Erika Taylor

The pool and spa business is one of the few industries left in America that’s still dominated by small- to medium-sized companies.

While enormous consolidation has occurred in the manufacturing and distribution sectors, pool construction, service and retail remain highly diversified.

There are many good reasons for this. First of all, pool and spa construction is vastly different across regions. This holds true for site conditions as well as consumer tastes — most of us can tell a Texas pool from a Florida one in a single glance.

Then there’s the challenge of overseeing offices from many miles away. How do you know that your brand is being properly maintained if you’re not even in the same region?

Finally, there’s the motivation factor. I’ve chatted with a number of really good builders who, at least until the recession hit, were happy to stay in their areas running profitable businesses with a minimum of hassle. Then when things got tough economically, the last thing on their minds was expansion.

But now I’m starting to wonder if that’s going to change. One of our cover stories this issue is about California Pools’ plans to aggressively expand the licensing of its brand. Taken alone, this is not a big deal — the company certainly isn’t new to licensing. But when looked at as part of a small but growing movement among builders who are actively pursuing this business model, it starts to seem as if we may be seeing the beginning of a change.

Personally, I’m of two minds about a pool and spa landscape where the construction, service and retail space are “owned” by a handful of large players. On one hand, I’m a huge supporter of local businesses. Not only do I believe they’re good for the collective American psyche, but I’m also a big fan of the diversity that comes when an individual put his or her unique stamp on a company. Sure, I like the Subway next to my office, but I prefer Genki Grill down the block, a delicious quick-lunch place owned by one entrepreneurial guy and his mom. She does the cooking from her own recipes, and he handles the front counter.

To me, one of the core ideals that has made this country great is that almost anyone can say “Hey, I want to build pools” and be able to make that happen without hugely challenging barriers to entry.

But the problem with that mind-set can clearly be seen in our other cover story about a pool builder who’s been jailed for deceptive business practices. The article stands as a perfect example of why a large, reputable pool company can be a welcome addition to any region it enters.

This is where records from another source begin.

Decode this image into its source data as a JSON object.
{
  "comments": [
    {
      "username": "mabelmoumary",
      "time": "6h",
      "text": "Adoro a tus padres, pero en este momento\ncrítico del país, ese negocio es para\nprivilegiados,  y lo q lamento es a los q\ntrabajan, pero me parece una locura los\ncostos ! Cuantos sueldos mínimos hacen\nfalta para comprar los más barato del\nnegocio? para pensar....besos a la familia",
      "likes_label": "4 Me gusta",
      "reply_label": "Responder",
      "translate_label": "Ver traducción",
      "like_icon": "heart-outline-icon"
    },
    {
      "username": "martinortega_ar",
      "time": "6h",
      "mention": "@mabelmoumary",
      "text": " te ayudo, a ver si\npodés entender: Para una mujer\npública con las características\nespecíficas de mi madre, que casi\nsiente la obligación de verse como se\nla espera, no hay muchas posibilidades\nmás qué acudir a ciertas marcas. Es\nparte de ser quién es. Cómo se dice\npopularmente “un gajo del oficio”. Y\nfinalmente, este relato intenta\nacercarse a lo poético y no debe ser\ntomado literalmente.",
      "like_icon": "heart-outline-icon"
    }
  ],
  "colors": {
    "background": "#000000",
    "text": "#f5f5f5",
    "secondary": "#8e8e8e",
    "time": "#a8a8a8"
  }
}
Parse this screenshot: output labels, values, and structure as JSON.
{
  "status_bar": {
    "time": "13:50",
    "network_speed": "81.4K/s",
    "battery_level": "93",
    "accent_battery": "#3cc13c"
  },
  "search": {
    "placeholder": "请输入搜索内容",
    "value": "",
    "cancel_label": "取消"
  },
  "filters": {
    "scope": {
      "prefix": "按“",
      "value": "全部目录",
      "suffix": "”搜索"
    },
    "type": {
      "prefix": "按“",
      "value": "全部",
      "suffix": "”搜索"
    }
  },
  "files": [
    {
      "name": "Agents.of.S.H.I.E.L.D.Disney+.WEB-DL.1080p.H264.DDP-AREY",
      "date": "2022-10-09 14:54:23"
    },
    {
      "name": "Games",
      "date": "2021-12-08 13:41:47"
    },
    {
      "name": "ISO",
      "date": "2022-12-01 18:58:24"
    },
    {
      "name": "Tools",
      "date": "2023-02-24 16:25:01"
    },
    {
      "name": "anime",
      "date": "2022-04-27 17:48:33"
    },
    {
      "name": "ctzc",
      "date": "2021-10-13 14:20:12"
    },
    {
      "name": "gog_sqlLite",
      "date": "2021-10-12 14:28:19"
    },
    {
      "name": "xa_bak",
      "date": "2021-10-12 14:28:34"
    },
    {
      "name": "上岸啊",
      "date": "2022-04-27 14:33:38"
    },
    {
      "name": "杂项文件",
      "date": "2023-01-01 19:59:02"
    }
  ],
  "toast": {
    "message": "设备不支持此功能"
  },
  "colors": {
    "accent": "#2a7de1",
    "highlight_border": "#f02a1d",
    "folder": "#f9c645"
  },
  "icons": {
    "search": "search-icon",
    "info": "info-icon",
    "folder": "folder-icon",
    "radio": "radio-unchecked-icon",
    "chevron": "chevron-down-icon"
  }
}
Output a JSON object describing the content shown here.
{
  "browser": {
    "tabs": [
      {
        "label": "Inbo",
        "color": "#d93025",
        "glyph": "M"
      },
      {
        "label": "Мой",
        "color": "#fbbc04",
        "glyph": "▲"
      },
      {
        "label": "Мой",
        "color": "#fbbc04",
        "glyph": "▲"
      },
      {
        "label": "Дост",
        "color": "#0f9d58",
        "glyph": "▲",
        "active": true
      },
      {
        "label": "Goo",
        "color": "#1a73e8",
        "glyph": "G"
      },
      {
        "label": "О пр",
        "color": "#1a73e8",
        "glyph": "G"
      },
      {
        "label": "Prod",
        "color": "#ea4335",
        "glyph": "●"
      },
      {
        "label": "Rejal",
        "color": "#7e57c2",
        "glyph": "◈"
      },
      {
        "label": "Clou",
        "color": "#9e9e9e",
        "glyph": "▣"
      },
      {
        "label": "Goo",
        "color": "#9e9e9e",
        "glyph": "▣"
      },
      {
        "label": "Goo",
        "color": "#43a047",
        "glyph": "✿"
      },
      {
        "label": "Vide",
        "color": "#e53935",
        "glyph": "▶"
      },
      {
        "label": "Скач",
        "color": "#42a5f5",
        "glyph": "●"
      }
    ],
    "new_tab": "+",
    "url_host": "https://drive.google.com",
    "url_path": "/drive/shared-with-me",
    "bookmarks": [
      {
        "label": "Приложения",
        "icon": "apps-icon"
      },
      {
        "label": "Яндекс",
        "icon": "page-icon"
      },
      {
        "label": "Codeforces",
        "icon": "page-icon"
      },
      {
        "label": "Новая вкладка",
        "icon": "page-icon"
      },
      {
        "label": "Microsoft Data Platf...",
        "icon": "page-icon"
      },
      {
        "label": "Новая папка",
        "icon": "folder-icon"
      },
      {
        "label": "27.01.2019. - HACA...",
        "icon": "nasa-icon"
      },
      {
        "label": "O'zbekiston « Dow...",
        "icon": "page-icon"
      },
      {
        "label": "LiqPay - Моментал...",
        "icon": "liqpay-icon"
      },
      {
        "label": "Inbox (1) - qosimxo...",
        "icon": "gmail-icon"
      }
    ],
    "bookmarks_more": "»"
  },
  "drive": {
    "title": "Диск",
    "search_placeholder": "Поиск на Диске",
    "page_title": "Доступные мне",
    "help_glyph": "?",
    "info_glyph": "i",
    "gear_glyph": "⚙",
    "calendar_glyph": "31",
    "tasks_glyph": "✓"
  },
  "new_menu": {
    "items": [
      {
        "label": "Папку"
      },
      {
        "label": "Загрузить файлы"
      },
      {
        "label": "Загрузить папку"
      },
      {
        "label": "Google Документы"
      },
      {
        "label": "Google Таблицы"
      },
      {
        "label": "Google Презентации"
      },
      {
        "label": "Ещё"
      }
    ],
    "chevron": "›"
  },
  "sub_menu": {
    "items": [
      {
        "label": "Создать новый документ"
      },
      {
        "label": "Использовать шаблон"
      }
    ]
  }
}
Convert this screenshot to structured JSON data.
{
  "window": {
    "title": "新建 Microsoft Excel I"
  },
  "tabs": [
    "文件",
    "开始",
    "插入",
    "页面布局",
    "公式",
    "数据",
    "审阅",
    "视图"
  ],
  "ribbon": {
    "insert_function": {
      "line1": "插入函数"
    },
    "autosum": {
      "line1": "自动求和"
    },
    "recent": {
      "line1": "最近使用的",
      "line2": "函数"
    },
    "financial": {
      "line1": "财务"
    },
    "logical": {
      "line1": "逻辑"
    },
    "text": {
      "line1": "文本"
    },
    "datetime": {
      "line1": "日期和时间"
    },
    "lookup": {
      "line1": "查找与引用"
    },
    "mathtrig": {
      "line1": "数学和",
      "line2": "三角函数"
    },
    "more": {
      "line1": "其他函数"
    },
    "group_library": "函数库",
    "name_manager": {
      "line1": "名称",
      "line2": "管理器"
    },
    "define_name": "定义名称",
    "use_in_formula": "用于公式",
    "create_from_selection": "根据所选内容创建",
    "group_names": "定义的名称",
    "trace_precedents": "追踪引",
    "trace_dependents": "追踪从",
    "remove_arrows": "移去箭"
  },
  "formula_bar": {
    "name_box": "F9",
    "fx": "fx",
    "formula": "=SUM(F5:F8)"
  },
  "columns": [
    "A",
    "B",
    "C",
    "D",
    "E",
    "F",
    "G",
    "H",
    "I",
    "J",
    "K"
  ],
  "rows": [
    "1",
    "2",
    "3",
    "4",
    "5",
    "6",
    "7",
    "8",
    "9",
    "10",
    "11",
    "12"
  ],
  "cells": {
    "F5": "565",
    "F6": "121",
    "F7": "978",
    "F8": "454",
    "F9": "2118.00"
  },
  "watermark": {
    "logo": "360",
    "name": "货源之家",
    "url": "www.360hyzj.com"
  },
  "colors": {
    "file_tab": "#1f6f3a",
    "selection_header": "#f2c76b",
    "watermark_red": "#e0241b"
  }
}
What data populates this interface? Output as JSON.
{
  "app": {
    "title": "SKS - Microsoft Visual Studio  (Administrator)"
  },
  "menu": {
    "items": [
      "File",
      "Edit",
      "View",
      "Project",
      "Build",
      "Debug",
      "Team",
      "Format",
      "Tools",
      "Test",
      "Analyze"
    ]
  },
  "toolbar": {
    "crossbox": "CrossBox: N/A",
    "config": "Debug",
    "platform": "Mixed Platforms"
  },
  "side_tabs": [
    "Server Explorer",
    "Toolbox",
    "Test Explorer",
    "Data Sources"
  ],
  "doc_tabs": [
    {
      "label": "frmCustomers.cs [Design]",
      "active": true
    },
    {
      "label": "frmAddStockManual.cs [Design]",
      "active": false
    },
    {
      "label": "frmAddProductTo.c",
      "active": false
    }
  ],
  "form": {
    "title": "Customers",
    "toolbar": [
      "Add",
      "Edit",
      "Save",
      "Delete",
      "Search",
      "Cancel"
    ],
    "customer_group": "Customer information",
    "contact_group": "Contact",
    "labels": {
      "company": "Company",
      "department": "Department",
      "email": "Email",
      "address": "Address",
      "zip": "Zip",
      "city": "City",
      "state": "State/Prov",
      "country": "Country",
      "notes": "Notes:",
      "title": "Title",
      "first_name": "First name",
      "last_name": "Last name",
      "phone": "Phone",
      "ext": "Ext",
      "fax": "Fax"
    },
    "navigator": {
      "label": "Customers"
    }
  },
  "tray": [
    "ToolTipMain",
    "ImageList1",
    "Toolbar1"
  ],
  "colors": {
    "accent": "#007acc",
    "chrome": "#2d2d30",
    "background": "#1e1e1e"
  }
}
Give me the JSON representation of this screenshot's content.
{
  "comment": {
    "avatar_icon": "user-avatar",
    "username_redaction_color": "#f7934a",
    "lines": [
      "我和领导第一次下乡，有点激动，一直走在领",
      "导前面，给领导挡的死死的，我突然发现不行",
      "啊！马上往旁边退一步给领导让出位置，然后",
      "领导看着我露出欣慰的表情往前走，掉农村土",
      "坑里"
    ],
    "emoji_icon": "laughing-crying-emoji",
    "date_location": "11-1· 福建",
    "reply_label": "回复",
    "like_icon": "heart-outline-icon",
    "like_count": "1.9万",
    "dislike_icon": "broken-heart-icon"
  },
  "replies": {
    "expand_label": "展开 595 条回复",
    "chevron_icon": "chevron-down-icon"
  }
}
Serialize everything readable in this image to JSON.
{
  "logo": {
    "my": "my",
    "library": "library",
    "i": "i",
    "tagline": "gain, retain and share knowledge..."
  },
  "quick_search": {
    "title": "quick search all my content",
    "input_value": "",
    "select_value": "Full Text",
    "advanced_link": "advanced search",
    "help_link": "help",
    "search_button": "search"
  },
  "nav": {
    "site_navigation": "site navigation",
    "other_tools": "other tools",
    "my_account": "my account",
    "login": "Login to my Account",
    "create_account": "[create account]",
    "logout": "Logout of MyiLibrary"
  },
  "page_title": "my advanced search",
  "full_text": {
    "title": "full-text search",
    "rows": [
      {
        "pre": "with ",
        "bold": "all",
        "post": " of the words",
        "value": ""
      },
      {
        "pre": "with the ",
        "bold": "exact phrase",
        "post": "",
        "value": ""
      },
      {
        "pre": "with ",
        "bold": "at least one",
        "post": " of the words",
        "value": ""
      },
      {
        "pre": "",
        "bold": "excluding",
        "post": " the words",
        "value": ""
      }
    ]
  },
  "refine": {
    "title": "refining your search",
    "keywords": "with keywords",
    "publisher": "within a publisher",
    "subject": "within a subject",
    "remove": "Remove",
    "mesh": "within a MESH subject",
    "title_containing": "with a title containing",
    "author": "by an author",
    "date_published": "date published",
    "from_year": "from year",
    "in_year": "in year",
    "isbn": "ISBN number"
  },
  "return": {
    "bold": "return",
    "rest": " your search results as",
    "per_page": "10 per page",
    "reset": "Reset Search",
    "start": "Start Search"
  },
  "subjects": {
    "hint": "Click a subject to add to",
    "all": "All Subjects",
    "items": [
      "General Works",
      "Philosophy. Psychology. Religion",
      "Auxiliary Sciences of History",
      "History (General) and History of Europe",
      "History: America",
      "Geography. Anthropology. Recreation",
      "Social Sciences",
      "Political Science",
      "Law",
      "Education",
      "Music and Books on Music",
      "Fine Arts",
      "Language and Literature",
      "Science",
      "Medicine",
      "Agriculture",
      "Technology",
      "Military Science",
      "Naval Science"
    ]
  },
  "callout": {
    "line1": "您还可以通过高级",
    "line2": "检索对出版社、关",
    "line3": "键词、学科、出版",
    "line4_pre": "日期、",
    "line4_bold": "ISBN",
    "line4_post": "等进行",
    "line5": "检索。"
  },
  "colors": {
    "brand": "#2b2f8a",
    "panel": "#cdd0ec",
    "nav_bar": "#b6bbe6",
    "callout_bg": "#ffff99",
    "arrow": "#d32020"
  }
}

Sadly, there are a lot of homeowners who probably don’t think much of our industry after dealing with Thomas Hodak, the builder we covered. But if he had been a licensee of a firm such as California Pools (not that they ever would have of approved him), the company would have cleaned up his messes because, as a well-known, multiregional brand, they have a lot of skin in the game. When strong, ethical companies gain market share, it often forces lesser players to either get better or get out, and that’s good for all of us.

No one knows the future of licensee business model in our industry, but I, for one, will be watching with interest.